Guess what!? I have almost-almost bought a flight home! …Also that sentence appears to suffer from significant Russian influence.

If all goes according to plan, I will fulfill three life goals over the course of the journey:

  1. See (some of) Turkey
  2. Fly Lufthansa
  3. Bring home valenki!

I guess it’s a little weird to dream of flying Lufthansa, but I’ve heard it’s great, and maybe-just-maybe they’ll speak German to me, which rarely happens on American-operated flights to Germany. But what I’m uncharacteristically excited about is that Lufthansa allows you to check TWO bags.

“But Kate,” you say, “Did you even bring anything other than a passport, a toothbrush, and a coat?” Not much, no. But, you see…well..the Russians say it’s better to see once than to hear a hundred times, so here you go:

These are not all of my books: Some of them are out of frame, and some of them were stashed around the room. And I’m not finished buying. I still need “Speak, Memory”, “And Quiet Flows the Don”, some trilogy by Tolstoy that everyone keeps saying is vastly preferable to “Anna Karenina” (but really, what isn’t?), a collection of fairy tales illustrated by Ivan Bilibin, something by Daniil Kharms (you may remember his story about the Thin-Necked Man) and, if there’s space, “Gulag Archipelago”. Oh, and some textbooks that I will pick up when I’m in Peter or Moscow. And ideally a Central Asian cookbook, but that might have to wait. 

Here’s an example of Bilibin for you:

Anyway. The fact that Lufthansa allows two bags on this flight is very helpful, because it means I don’t have to ship all those books home. AND it means that, if I find a big enough suitcase (Cary Beth, is this what your entire life is like?), I can fulfill wish #3 by bringing home a pair of these:

Valenki are great for a variety of reasons: they are comprised entirely of felt, make pleasant shuff-shuff and crunching noises on the snow, keep your feet ridiculously warm, and are associated with all kinds of pleasant winter village memories (we wore valenki when we went sledding in a kitchen-sink-cum-death-trap at Katja’s). Furthermore, they (or, more specifically, a song about them) served as the topic of my first Russian lesson in Cherepovets.

Want to listen? Of course you do. You can even join in the “Valenki! Valenki!” chant at the beginning, and then you’ll know how I feel about the Lufthansa luggage development. PLUS this singer is so, so Russian, with the arms and the little shuffle dance. Have you ever seen anyone lose themselves in a song about shoes? The Russians are a special breed, folks.

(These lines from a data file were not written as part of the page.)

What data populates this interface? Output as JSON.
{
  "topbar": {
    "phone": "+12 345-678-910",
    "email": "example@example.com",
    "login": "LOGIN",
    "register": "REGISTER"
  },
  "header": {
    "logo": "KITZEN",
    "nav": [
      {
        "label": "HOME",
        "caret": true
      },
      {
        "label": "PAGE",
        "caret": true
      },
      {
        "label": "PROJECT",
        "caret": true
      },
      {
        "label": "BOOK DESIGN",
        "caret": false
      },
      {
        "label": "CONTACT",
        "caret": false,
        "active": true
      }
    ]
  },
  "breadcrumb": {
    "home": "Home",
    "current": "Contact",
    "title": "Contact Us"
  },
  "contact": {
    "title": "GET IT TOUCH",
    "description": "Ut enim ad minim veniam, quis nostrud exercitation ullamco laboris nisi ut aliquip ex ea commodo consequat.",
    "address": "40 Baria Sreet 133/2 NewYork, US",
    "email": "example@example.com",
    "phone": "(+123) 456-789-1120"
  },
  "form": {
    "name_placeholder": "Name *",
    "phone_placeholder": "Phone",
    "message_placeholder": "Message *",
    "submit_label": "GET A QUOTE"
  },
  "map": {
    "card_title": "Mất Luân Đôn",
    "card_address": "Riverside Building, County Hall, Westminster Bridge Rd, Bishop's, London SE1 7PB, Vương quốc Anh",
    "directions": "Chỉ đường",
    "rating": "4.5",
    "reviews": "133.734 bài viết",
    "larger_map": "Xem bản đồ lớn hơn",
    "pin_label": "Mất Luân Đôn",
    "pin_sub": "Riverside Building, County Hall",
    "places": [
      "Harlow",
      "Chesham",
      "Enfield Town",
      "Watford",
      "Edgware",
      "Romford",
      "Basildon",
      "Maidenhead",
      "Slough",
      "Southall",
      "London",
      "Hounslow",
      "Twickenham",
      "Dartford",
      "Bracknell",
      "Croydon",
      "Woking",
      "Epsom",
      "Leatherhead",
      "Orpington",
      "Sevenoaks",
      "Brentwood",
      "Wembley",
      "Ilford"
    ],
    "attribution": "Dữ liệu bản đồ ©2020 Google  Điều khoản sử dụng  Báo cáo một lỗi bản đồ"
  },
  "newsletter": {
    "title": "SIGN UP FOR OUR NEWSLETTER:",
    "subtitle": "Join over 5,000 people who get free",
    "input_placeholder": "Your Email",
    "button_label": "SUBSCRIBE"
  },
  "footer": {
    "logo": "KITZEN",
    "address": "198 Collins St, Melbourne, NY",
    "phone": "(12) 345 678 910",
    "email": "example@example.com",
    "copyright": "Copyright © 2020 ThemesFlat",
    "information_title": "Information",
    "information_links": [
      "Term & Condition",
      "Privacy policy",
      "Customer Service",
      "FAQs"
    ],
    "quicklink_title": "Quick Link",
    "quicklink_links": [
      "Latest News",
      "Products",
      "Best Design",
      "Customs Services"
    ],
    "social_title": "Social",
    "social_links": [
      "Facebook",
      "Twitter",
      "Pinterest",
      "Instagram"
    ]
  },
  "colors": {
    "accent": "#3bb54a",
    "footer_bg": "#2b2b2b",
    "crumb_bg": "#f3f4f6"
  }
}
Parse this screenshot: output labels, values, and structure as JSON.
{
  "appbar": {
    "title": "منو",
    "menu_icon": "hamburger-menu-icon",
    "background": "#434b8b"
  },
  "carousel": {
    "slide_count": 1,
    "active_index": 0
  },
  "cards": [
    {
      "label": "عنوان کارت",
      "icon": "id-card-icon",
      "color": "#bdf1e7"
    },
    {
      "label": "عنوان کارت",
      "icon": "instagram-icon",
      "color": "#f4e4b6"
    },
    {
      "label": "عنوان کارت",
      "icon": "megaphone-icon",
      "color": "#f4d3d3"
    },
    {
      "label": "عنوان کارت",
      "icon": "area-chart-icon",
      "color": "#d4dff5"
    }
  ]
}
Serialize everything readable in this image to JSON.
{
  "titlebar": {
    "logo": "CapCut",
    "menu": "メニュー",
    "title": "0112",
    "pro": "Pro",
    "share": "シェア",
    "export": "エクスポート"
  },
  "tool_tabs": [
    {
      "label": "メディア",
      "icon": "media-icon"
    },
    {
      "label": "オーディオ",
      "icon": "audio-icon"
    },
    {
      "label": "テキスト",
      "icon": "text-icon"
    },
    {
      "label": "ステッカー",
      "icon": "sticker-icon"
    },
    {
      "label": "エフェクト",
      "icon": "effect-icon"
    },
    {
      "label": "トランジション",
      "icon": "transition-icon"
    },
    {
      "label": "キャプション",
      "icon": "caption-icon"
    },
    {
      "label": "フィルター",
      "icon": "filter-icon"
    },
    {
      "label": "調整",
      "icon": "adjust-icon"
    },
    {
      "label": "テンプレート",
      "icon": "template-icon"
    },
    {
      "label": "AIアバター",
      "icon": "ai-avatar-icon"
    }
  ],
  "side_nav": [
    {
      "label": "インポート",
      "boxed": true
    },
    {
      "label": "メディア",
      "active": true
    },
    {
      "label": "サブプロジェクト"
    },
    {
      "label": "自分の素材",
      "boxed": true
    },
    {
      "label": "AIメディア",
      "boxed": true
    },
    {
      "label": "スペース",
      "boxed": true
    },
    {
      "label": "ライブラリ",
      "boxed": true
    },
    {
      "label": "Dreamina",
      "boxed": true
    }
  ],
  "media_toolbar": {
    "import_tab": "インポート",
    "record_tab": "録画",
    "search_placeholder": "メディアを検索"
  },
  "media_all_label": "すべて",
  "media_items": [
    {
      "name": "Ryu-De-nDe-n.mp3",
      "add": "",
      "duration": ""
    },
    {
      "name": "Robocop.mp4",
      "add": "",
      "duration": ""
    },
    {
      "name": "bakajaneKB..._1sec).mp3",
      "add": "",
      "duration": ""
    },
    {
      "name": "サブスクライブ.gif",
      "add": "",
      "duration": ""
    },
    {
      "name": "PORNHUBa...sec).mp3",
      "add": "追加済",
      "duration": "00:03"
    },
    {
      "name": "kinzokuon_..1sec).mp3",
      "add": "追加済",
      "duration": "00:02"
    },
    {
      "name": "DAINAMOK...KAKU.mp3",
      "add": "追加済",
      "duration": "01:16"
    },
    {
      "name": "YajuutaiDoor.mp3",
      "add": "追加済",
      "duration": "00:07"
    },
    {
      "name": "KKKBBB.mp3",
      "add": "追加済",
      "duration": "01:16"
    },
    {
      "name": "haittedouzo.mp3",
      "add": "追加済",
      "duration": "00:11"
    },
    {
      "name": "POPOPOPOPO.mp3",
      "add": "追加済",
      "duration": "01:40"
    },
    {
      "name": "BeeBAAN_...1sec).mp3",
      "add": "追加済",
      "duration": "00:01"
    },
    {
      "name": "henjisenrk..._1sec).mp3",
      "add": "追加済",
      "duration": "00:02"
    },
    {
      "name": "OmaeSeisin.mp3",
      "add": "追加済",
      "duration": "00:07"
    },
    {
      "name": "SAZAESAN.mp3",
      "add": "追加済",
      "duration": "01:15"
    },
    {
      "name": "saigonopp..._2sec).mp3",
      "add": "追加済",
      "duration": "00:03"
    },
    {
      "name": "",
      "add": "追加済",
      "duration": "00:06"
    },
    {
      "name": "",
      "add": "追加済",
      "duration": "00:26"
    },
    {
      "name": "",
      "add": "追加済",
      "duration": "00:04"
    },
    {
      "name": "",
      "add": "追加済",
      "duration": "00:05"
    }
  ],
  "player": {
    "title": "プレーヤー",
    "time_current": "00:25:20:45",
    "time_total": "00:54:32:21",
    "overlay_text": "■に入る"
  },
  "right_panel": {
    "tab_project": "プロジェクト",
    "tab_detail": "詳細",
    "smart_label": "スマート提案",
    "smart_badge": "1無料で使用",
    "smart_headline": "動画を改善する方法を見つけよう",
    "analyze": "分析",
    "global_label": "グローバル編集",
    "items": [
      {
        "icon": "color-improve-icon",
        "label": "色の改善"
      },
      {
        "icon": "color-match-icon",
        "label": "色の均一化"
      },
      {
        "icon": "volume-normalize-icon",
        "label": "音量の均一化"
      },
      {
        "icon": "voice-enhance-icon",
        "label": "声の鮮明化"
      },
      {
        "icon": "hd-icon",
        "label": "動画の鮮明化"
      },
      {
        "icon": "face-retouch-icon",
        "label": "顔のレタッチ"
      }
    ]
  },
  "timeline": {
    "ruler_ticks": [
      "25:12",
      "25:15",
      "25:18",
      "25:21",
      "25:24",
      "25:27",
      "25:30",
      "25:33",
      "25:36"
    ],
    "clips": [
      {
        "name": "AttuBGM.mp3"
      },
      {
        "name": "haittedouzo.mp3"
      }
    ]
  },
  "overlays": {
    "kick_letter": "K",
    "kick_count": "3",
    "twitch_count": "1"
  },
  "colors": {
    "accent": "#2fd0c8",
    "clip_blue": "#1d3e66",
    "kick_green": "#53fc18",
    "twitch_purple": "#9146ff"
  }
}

Refrain: Valenki, oh valenki,
Oh, poorly stitched, old

I can’t wear them
I don’t have anything go to my love in.


Oh, you Kolya, Kolya, Nikolai,
Sit at home, don’t go out
Don’t go to that end
Don’t bring rings for girls!


It would be better to mend the valenki
Than to give me a present.


People may judge me, God may judge me
How I loved:
I walked barefoot across the frost
To my love.


I bet if we ask nicely, we can get Anna Rose to sing this song with these guys.